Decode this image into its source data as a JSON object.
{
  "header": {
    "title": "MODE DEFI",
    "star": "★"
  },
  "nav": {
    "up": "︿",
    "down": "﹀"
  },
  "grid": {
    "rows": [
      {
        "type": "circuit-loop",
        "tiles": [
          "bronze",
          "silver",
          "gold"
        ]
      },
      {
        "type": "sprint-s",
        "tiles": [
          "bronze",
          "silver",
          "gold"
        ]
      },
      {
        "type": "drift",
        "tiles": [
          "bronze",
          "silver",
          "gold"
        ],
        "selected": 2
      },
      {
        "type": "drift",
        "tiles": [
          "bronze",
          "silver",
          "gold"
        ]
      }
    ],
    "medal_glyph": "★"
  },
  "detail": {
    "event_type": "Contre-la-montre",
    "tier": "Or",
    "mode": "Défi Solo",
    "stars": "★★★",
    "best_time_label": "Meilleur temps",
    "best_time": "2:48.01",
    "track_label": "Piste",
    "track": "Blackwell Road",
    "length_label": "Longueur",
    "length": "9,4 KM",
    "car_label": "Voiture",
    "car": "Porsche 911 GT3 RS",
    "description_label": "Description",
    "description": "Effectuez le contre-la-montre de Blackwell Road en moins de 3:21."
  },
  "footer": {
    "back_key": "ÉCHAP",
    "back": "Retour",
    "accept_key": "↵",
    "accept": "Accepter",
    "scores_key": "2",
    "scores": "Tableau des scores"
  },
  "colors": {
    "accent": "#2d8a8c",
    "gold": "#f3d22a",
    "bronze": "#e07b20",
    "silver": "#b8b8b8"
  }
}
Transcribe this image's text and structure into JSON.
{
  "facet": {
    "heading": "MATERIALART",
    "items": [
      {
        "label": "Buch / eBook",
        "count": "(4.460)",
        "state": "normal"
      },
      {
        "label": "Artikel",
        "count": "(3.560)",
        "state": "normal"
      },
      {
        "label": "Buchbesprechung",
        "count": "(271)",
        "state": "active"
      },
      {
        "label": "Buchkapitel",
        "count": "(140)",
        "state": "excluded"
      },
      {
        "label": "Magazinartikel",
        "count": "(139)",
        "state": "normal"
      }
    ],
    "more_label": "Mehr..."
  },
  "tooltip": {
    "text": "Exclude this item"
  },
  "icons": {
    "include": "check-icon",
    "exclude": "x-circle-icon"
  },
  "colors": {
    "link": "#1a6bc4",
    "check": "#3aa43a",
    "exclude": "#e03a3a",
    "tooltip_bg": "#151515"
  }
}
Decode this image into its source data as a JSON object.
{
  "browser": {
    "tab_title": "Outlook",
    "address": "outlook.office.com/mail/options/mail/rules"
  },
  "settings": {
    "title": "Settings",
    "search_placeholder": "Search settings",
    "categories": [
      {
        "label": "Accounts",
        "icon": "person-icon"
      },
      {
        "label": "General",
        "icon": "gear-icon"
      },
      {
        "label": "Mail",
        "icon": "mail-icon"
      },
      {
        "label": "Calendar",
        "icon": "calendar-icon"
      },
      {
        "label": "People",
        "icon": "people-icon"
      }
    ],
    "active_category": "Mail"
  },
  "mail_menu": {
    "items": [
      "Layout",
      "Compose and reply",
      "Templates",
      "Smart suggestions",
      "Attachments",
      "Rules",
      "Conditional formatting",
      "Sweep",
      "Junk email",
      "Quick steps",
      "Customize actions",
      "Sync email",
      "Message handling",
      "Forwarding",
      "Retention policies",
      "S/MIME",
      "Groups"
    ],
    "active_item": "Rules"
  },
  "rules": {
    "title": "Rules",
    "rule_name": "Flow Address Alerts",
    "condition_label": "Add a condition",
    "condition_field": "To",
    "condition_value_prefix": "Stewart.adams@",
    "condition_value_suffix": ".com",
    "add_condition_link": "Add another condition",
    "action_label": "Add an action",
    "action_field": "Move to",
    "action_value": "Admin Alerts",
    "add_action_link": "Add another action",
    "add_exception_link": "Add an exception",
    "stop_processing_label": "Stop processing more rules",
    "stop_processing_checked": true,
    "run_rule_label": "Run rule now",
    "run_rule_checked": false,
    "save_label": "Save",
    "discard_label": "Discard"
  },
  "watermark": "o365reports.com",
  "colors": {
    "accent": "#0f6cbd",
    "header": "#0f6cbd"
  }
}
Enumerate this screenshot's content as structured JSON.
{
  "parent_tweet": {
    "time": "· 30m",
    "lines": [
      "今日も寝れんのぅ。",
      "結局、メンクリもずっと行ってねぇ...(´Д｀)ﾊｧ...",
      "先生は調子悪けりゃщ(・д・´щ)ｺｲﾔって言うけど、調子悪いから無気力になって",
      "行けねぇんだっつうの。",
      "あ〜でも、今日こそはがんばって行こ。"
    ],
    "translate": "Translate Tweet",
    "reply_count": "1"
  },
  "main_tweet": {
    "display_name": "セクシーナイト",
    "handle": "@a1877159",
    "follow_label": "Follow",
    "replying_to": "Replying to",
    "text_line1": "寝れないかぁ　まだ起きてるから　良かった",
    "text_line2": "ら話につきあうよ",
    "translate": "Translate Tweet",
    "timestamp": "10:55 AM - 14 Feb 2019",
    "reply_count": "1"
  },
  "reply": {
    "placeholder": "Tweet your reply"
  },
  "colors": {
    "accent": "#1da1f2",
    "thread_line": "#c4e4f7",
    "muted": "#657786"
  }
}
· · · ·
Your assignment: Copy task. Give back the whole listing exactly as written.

Exercise result:
Decode this image into its source data as a JSON object.
{
  "header": {
    "title": "MODE DEFI",
    "star": "★"
  },
  "nav": {
    "up": "︿",
    "down": "﹀"
  },
  "grid": {
    "rows": [
      {
        "type": "circuit-loop",
        "tiles": [
          "bronze",
          "silver",
          "gold"
        ]
      },
      {
        "type": "sprint-s",
        "tiles": [
          "bronze",
          "silver",
          "gold"
        ]
      },
      {
        "type": "drift",
        "tiles": [
          "bronze",
          "silver",
          "gold"
        ],
        "selected": 2
      },
      {
        "type": "drift",
        "tiles": [
          "bronze",
          "silver",
          "gold"
        ]
      }
    ],
    "medal_glyph": "★"
  },
  "detail": {
    "event_type": "Contre-la-montre",
    "tier": "Or",
    "mode": "Défi Solo",
    "stars": "★★★",
    "best_time_label": "Meilleur temps",
    "best_time": "2:48.01",
    "track_label": "Piste",
    "track": "Blackwell Road",
    "length_label": "Longueur",
    "length": "9,4 KM",
    "car_label": "Voiture",
    "car": "Porsche 911 GT3 RS",
    "description_label": "Description",
    "description": "Effectuez le contre-la-montre de Blackwell Road en moins de 3:21."
  },
  "footer": {
    "back_key": "ÉCHAP",
    "back": "Retour",
    "accept_key": "↵",
    "accept": "Accepter",
    "scores_key": "2",
    "scores": "Tableau des scores"
  },
  "colors": {
    "accent": "#2d8a8c",
    "gold": "#f3d22a",
    "bronze": "#e07b20",
    "silver": "#b8b8b8"
  }
}
Transcribe this image's text and structure into JSON.
{
  "facet": {
    "heading": "MATERIALART",
    "items": [
      {
        "label": "Buch / eBook",
        "count": "(4.460)",
        "state": "normal"
      },
      {
        "label": "Artikel",
        "count": "(3.560)",
        "state": "normal"
      },
      {
        "label": "Buchbesprechung",
        "count": "(271)",
        "state": "active"
      },
      {
        "label": "Buchkapitel",
        "count": "(140)",
        "state": "excluded"
      },
      {
        "label": "Magazinartikel",
        "count": "(139)",
        "state": "normal"
      }
    ],
    "more_label": "Mehr..."
  },
  "tooltip": {
    "text": "Exclude this item"
  },
  "icons": {
    "include": "check-icon",
    "exclude": "x-circle-icon"
  },
  "colors": {
    "link": "#1a6bc4",
    "check": "#3aa43a",
    "exclude": "#e03a3a",
    "tooltip_bg": "#151515"
  }
}
Decode this image into its source data as a JSON object.
{
  "browser": {
    "tab_title": "Outlook",
    "address": "outlook.office.com/mail/options/mail/rules"
  },
  "settings": {
    "title": "Settings",
    "search_placeholder": "Search settings",
    "categories": [
      {
        "label": "Accounts",
        "icon": "person-icon"
      },
      {
        "label": "General",
        "icon": "gear-icon"
      },
      {
        "label": "Mail",
        "icon": "mail-icon"
      },
      {
        "label": "Calendar",
        "icon": "calendar-icon"
      },
      {
        "label": "People",
        "icon": "people-icon"
      }
    ],
    "active_category": "Mail"
  },
  "mail_menu": {
    "items": [
      "Layout",
      "Compose and reply",
      "Templates",
      "Smart suggestions",
      "Attachments",
      "Rules",
      "Conditional formatting",
      "Sweep",
      "Junk email",
      "Quick steps",
      "Customize actions",
      "Sync email",
      "Message handling",
      "Forwarding",
      "Retention policies",
      "S/MIME",
      "Groups"
    ],
    "active_item": "Rules"
  },
  "rules": {
    "title": "Rules",
    "rule_name": "Flow Address Alerts",
    "condition_label": "Add a condition",
    "condition_field": "To",
    "condition_value_prefix": "Stewart.adams@",
    "condition_value_suffix": ".com",
    "add_condition_link": "Add another condition",
    "action_label": "Add an action",
    "action_field": "Move to",
    "action_value": "Admin Alerts",
    "add_action_link": "Add another action",
    "add_exception_link": "Add an exception",
    "stop_processing_label": "Stop processing more rules",
    "stop_processing_checked": true,
    "run_rule_label": "Run rule now",
    "run_rule_checked": false,
    "save_label": "Save",
    "discard_label": "Discard"
  },
  "watermark": "o365reports.com",
  "colors": {
    "accent": "#0f6cbd",
    "header": "#0f6cbd"
  }
}
Enumerate this screenshot's content as structured JSON.
{
  "parent_tweet": {
    "time": "· 30m",
    "lines": [
      "今日も寝れんのぅ。",
      "結局、メンクリもずっと行ってねぇ...(´Д｀)ﾊｧ...",
      "先生は調子悪けりゃщ(・д・´щ)ｺｲﾔって言うけど、調子悪いから無気力になって",
      "行けねぇんだっつうの。",
      "あ〜でも、今日こそはがんばって行こ。"
    ],
    "translate": "Translate Tweet",
    "reply_count": "1"
  },
  "main_tweet": {
    "display_name": "セクシーナイト",
    "handle": "@a1877159",
    "follow_label": "Follow",
    "replying_to": "Replying to",
    "text_line1": "寝れないかぁ　まだ起きてるから　良かった",
    "text_line2": "ら話につきあうよ",
    "translate": "Translate Tweet",
    "timestamp": "10:55 AM - 14 Feb 2019",
    "reply_count": "1"
  },
  "reply": {
    "placeholder": "Tweet your reply"
  },
  "colors": {
    "accent": "#1da1f2",
    "thread_line": "#c4e4f7",
    "muted": "#657786"
  }
}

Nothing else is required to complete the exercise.